▸ Task instructions: Could you write out the records below exactly as they appear, leaving out any pictures?

▸ Provided data:
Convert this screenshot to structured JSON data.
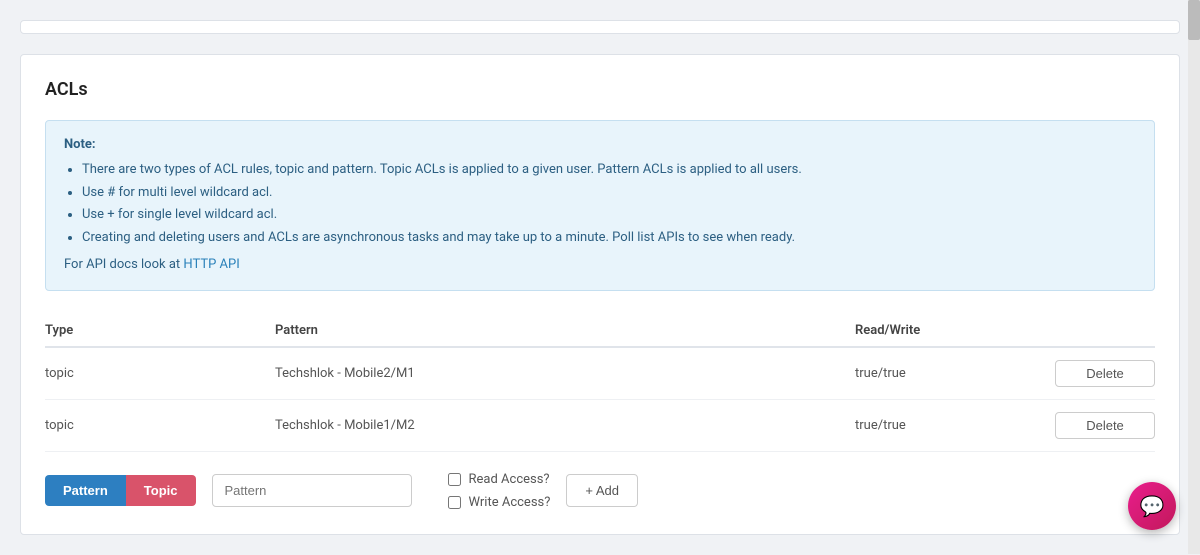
{
  "page": {
    "title": "ACLs"
  },
  "note": {
    "label": "Note:",
    "bullets": [
      "There are two types of ACL rules, topic and pattern. Topic ACLs is applied to a given user. Pattern ACLs is applied to all users.",
      "Use # for multi level wildcard acl.",
      "Use + for single level wildcard acl.",
      "Creating and deleting users and ACLs are asynchronous tasks and may take up to a minute. Poll list APIs to see when ready."
    ],
    "api_text": "For API docs look at HTTP API",
    "api_link": "HTTP API"
  },
  "table": {
    "headers": [
      "Type",
      "Pattern",
      "Read/Write",
      ""
    ],
    "rows": [
      {
        "type": "topic",
        "pattern": "Techshlok - Mobile2/M1",
        "readwrite": "true/true",
        "delete_label": "Delete"
      },
      {
        "type": "topic",
        "pattern": "Techshlok - Mobile1/M2",
        "readwrite": "true/true",
        "delete_label": "Delete"
      }
    ]
  },
  "form": {
    "pattern_btn_label": "Pattern",
    "topic_btn_label": "Topic",
    "pattern_placeholder": "Pattern",
    "read_access_label": "Read Access?",
    "write_access_label": "Write Access?",
    "add_label": "+ Add"
  },
  "fab": {
    "icon": "💬"
  }
}
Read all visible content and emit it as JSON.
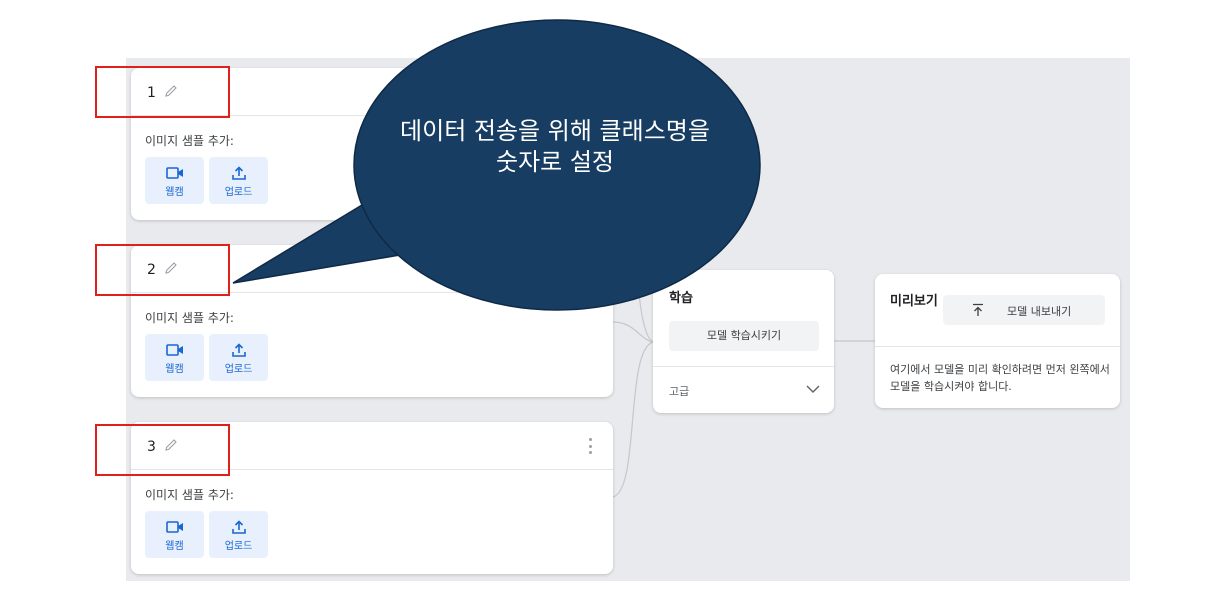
{
  "classes": [
    {
      "title": "1",
      "sample_label": "이미지 샘플 추가:",
      "webcam_label": "웹캠",
      "upload_label": "업로드"
    },
    {
      "title": "2",
      "sample_label": "이미지 샘플 추가:",
      "webcam_label": "웹캠",
      "upload_label": "업로드"
    },
    {
      "title": "3",
      "sample_label": "이미지 샘플 추가:",
      "webcam_label": "웹캠",
      "upload_label": "업로드"
    }
  ],
  "training": {
    "title": "학습",
    "train_button": "모델 학습시키기",
    "advanced_label": "고급"
  },
  "preview": {
    "title": "미리보기",
    "export_button": "모델 내보내기",
    "message": "여기에서 모델을 미리 확인하려면 먼저 왼쪽에서 모델을 학습시켜야 합니다."
  },
  "annotation": {
    "callout_text": "데이터 전송을 위해 클래스명을 숫자로 설정",
    "callout_color": "#183d62",
    "highlight_color": "#e0201a"
  },
  "icons": [
    "pencil-icon",
    "kebab-menu-icon",
    "webcam-icon",
    "upload-icon",
    "chevron-down-icon",
    "upload-arrow-icon"
  ]
}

▸ Written reply:
Convert this screenshot to structured JSON data.
{
  "page": {
    "title": "ACLs"
  },
  "note": {
    "label": "Note:",
    "bullets": [
      "There are two types of ACL rules, topic and pattern. Topic ACLs is applied to a given user. Pattern ACLs is applied to all users.",
      "Use # for multi level wildcard acl.",
      "Use + for single level wildcard acl.",
      "Creating and deleting users and ACLs are asynchronous tasks and may take up to a minute. Poll list APIs to see when ready."
    ],
    "api_text": "For API docs look at HTTP API",
    "api_link": "HTTP API"
  },
  "table": {
    "headers": [
      "Type",
      "Pattern",
      "Read/Write",
      ""
    ],
    "rows": [
      {
        "type": "topic",
        "pattern": "Techshlok - Mobile2/M1",
        "readwrite": "true/true",
        "delete_label": "Delete"
      },
      {
        "type": "topic",
        "pattern": "Techshlok - Mobile1/M2",
        "readwrite": "true/true",
        "delete_label": "Delete"
      }
    ]
  },
  "form": {
    "pattern_btn_label": "Pattern",
    "topic_btn_label": "Topic",
    "pattern_placeholder": "Pattern",
    "read_access_label": "Read Access?",
    "write_access_label": "Write Access?",
    "add_label": "+ Add"
  },
  "fab": {
    "icon": "💬"
  }
}
Read all visible content and emit it as JSON.
{
  "classes": [
    {
      "title": "1",
      "sample_label": "이미지 샘플 추가:",
      "webcam_label": "웹캠",
      "upload_label": "업로드"
    },
    {
      "title": "2",
      "sample_label": "이미지 샘플 추가:",
      "webcam_label": "웹캠",
      "upload_label": "업로드"
    },
    {
      "title": "3",
      "sample_label": "이미지 샘플 추가:",
      "webcam_label": "웹캠",
      "upload_label": "업로드"
    }
  ],
  "training": {
    "title": "학습",
    "train_button": "모델 학습시키기",
    "advanced_label": "고급"
  },
  "preview": {
    "title": "미리보기",
    "export_button": "모델 내보내기",
    "message": "여기에서 모델을 미리 확인하려면 먼저 왼쪽에서 모델을 학습시켜야 합니다."
  },
  "annotation": {
    "callout_text": "데이터 전송을 위해 클래스명을 숫자로 설정",
    "callout_color": "#183d62",
    "highlight_color": "#e0201a"
  },
  "icons": [
    "pencil-icon",
    "kebab-menu-icon",
    "webcam-icon",
    "upload-icon",
    "chevron-down-icon",
    "upload-arrow-icon"
  ]
}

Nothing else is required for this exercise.